AU - Jagannathan,Ravi
AU - Ma,Tongshu
TI - Risk Reduction in Large Portfolios: Why Imposing the Wrong Constraints Helps
JF - National Bureau of Economic Research Working Paper Series
VL - No. 8922
PY - 2002
Y2 - May 2002
DO - 10.3386/w8922
UR - http://www.nber.org/papers/w8922
L1 - http://www.nber.org/papers/w8922.pdf
N1 - Author contact info:
Ravi Jagannathan
Kellogg Graduate School of Management
Northwestern University
2001 Sheridan Road
Leverone/Anderson Complex
Evanston, IL 60208-2001
Tel: 847/491-8338
Fax: 847/491-5719
E-Mail: rjaganna@northwestern.edu
Tongshu Ma
SUNY-Binghamton
E-Mail: tma@binghamton.edu

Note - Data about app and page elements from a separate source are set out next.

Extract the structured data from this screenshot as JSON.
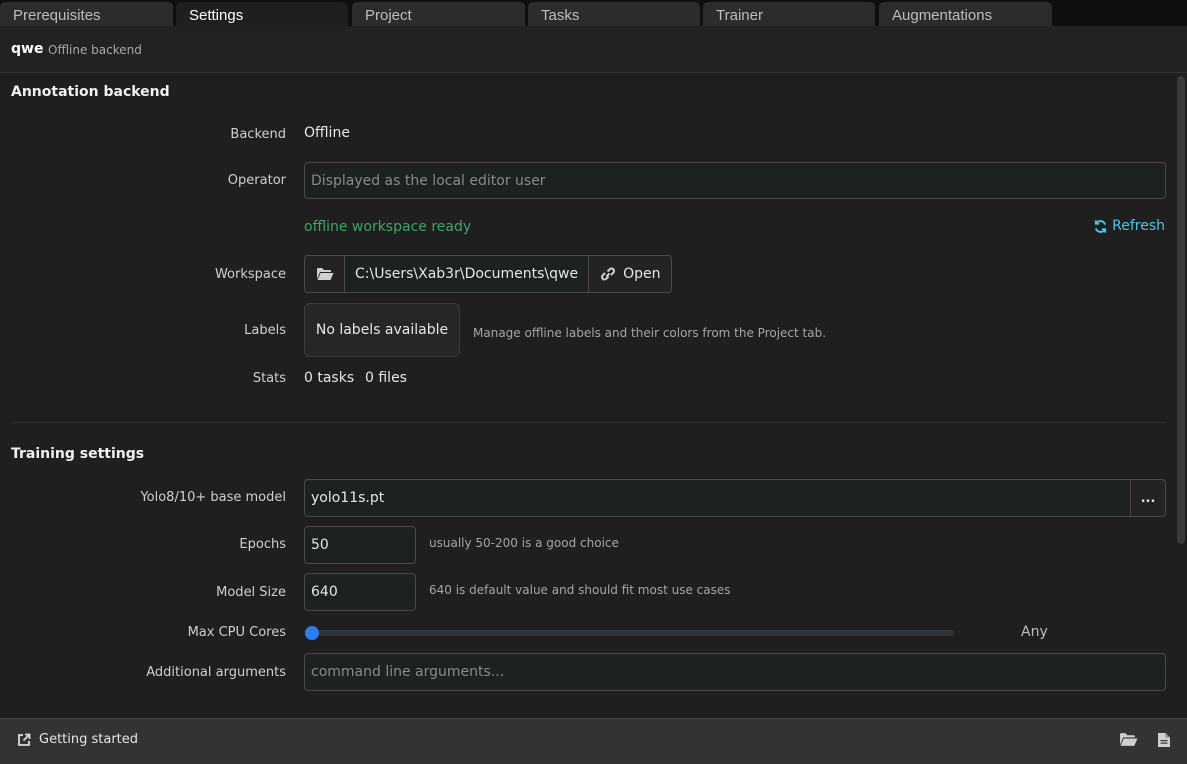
{
  "tabs": [
    {
      "label": "Prerequisites",
      "active": false
    },
    {
      "label": "Settings",
      "active": true
    },
    {
      "label": "Project",
      "active": false
    },
    {
      "label": "Tasks",
      "active": false
    },
    {
      "label": "Trainer",
      "active": false
    },
    {
      "label": "Augmentations",
      "active": false
    }
  ],
  "project": {
    "name": "qwe",
    "backend_note": "Offline backend"
  },
  "annotation": {
    "title": "Annotation backend",
    "backend_label": "Backend",
    "backend_value": "Offline",
    "operator_label": "Operator",
    "operator_placeholder": "Displayed as the local editor user",
    "status_text": "offline workspace ready",
    "refresh_label": "Refresh",
    "workspace_label": "Workspace",
    "workspace_path": "C:\\Users\\Xab3r\\Documents\\qwe",
    "open_label": "Open",
    "labels_label": "Labels",
    "labels_value": "No labels available",
    "labels_hint": "Manage offline labels and their colors from the Project tab.",
    "stats_label": "Stats",
    "stats_tasks": "0 tasks",
    "stats_files": "0 files"
  },
  "training": {
    "title": "Training settings",
    "model_label": "Yolo8/10+ base model",
    "model_value": "yolo11s.pt",
    "model_browse": "...",
    "epochs_label": "Epochs",
    "epochs_value": "50",
    "epochs_hint": "usually 50-200 is a good choice",
    "size_label": "Model Size",
    "size_value": "640",
    "size_hint": "640 is default value and should fit most use cases",
    "cpu_label": "Max CPU Cores",
    "cpu_value_text": "Any",
    "cpu_fraction": 0,
    "args_label": "Additional arguments",
    "args_placeholder": "command line arguments..."
  },
  "footer": {
    "getting_started": "Getting started"
  },
  "colors": {
    "accent": "#4fc3e9",
    "success": "#3fa463",
    "slider": "#2f7df0"
  }
}
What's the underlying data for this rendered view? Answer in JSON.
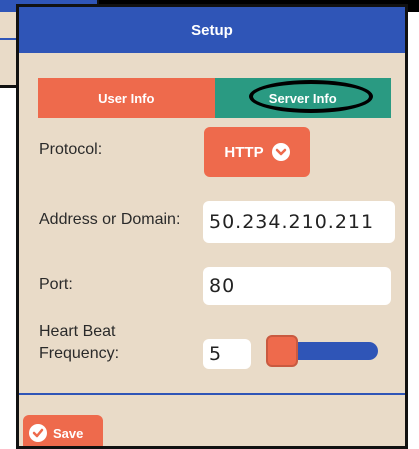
{
  "dialog": {
    "title": "Setup"
  },
  "tabs": [
    {
      "label": "User Info"
    },
    {
      "label": "Server Info"
    }
  ],
  "form": {
    "protocol_label": "Protocol:",
    "protocol_value": "HTTP",
    "address_label": "Address or Domain:",
    "address_value": "50.234.210.211",
    "port_label": "Port:",
    "port_value": "80",
    "heartbeat_label_line1": "Heart Beat",
    "heartbeat_label_line2": "Frequency:",
    "heartbeat_value": "5"
  },
  "footer": {
    "save_label": "Save"
  },
  "icons": {
    "protocol_dropdown": "chevron-down-icon",
    "save": "checkmark-icon"
  },
  "colors": {
    "title_bar": "#2f55b7",
    "accent": "#ee6a4c",
    "tab_active": "#2a9a82",
    "panel": "#e9dbc8"
  }
}
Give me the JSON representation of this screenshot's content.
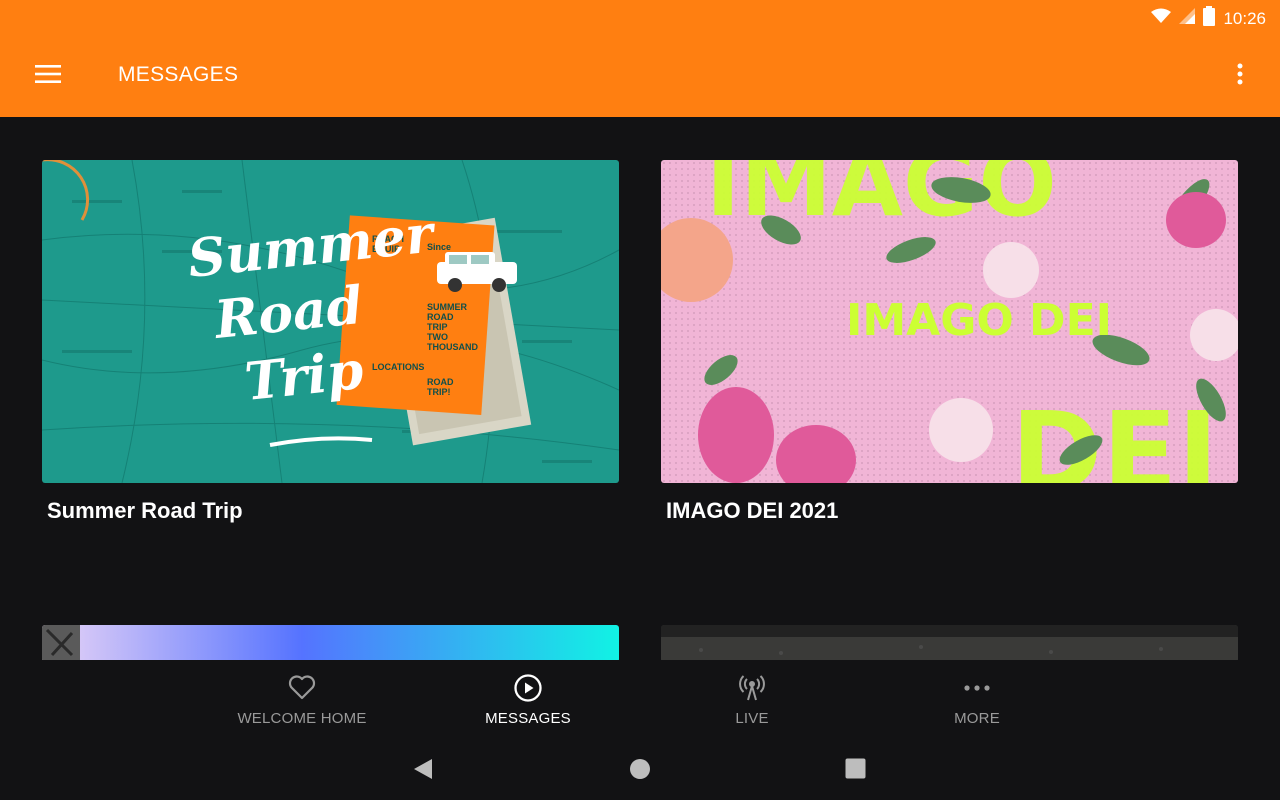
{
  "status": {
    "time": "10:26"
  },
  "appbar": {
    "title": "MESSAGES"
  },
  "cards": [
    {
      "title": "Summer Road Trip",
      "art_text": [
        "Summer",
        "Road",
        "Trip"
      ]
    },
    {
      "title": "IMAGO DEI 2021",
      "art_text": "IMAGO DEI"
    }
  ],
  "bottom_nav": [
    {
      "label": "WELCOME HOME",
      "icon": "heart-icon",
      "active": false
    },
    {
      "label": "MESSAGES",
      "icon": "play-circle-icon",
      "active": true
    },
    {
      "label": "LIVE",
      "icon": "broadcast-icon",
      "active": false
    },
    {
      "label": "MORE",
      "icon": "more-dots-icon",
      "active": false
    }
  ],
  "colors": {
    "accent": "#ff7f11",
    "background": "#121214",
    "teal": "#1e9a8c",
    "pink": "#f1b5d6",
    "lime": "#ccff33"
  }
}
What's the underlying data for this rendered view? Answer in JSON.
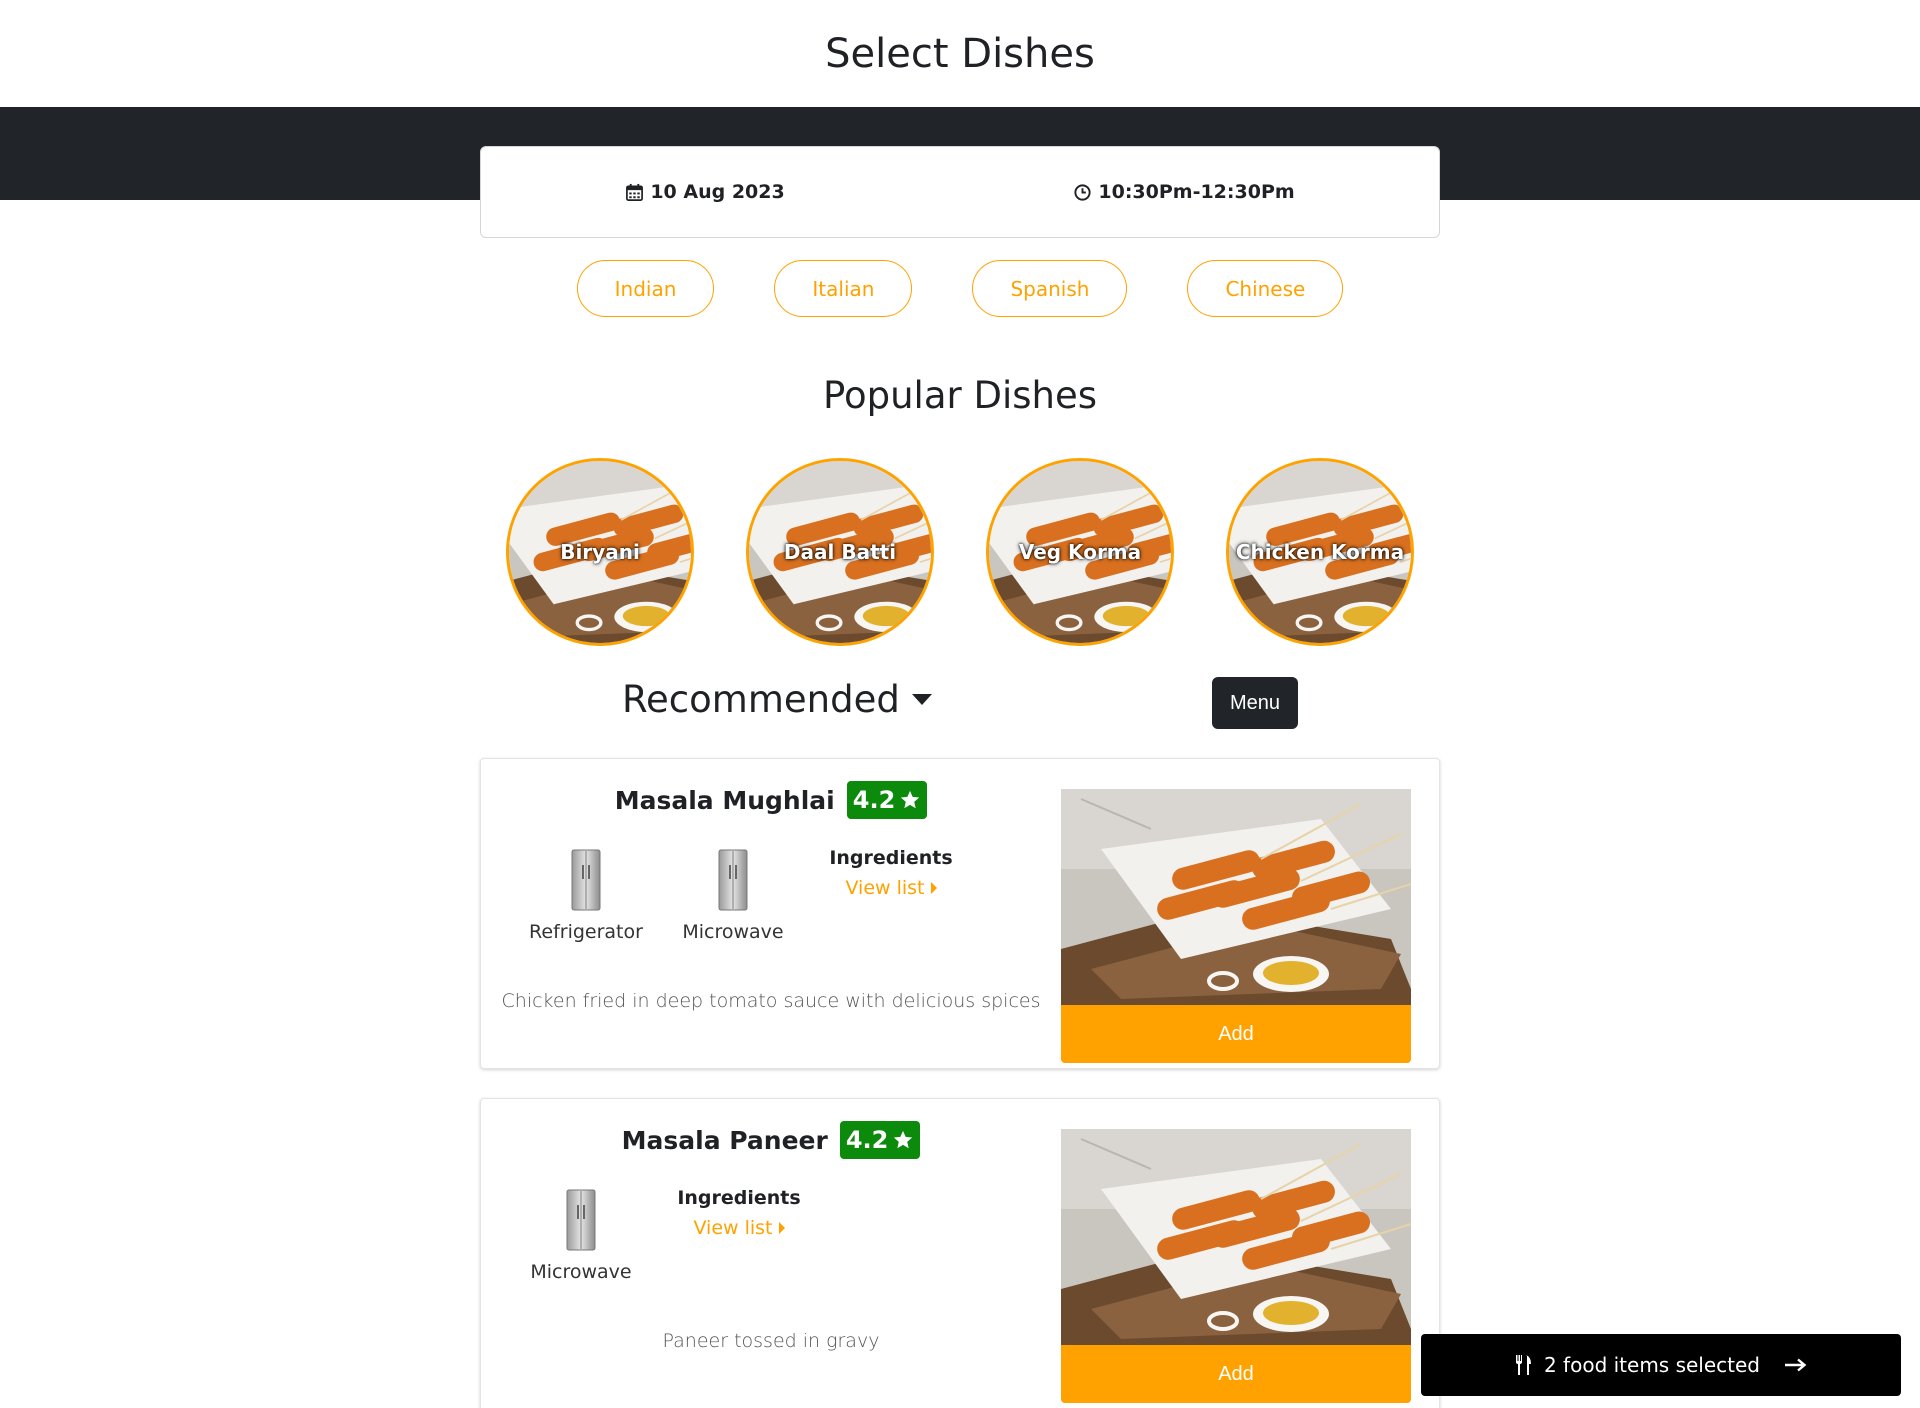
{
  "header": {
    "title": "Select Dishes"
  },
  "schedule": {
    "date": "10 Aug 2023",
    "time": "10:30Pm-12:30Pm"
  },
  "cuisines": [
    "Indian",
    "Italian",
    "Spanish",
    "Chinese"
  ],
  "popular": {
    "title": "Popular Dishes",
    "dishes": [
      "Biryani",
      "Daal Batti",
      "Veg Korma",
      "Chicken Korma"
    ]
  },
  "recommended": {
    "label": "Recommended",
    "menu_button": "Menu"
  },
  "dishes": [
    {
      "name": "Masala Mughlai",
      "rating": "4.2",
      "appliances": [
        "Refrigerator",
        "Microwave"
      ],
      "ingredients_label": "Ingredients",
      "view_list": "View list",
      "description": "Chicken fried in deep tomato sauce with delicious spices",
      "add_label": "Add"
    },
    {
      "name": "Masala Paneer",
      "rating": "4.2",
      "appliances": [
        "Microwave"
      ],
      "ingredients_label": "Ingredients",
      "view_list": "View list",
      "description": "Paneer tossed in gravy",
      "add_label": "Add"
    }
  ],
  "cart": {
    "label": "2 food items selected"
  },
  "colors": {
    "accent": "#ffa200",
    "dark": "#212529",
    "rating": "#0b8a0b"
  },
  "icons": [
    "calendar-icon",
    "clock-icon",
    "star-icon",
    "caret-down-icon",
    "caret-right-icon",
    "fork-knife-icon",
    "arrow-right-icon",
    "fridge-icon"
  ]
}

AB - Mean-variance efficient portfolios constructed using sample moments often involve taking extreme long and short positions. Hence practitioners often impose portfolio weight constraints when constructing efficient portfolios. Green and Hollifield (1992) argue that the presence of a single dominant factor in the covariance matrix of returns is why we observe extreme positive and negative weights. If this were the case then imposing the weight constraint should hurt whereas the empirical evidence is often to the contrary. We reconcile this apparent contradiction. We show that constraining portfolio weights to be nonnegative is equivalent to using the sample covariance matrix after reducing its large elements and then form the optimal portfolio without any restrictions on portfolio weights. This shrinkage helps reduce the risk in estimated optimal portfolios even when they have negative weights in the population. Surprisingly, we also find that once the nonnegativity constraint is imposed, minimum variance portfolios constructed using the monthly sample covariance matrix perform as well as those constructed using covariance matrices estimated using factor models, shrinkage estimators, and daily data. When minimizing tracking error is the criterion, using daily data instead of monthly data helps. However, the sample covariance matrix without any correction for microstructure effects performs the best.
ER -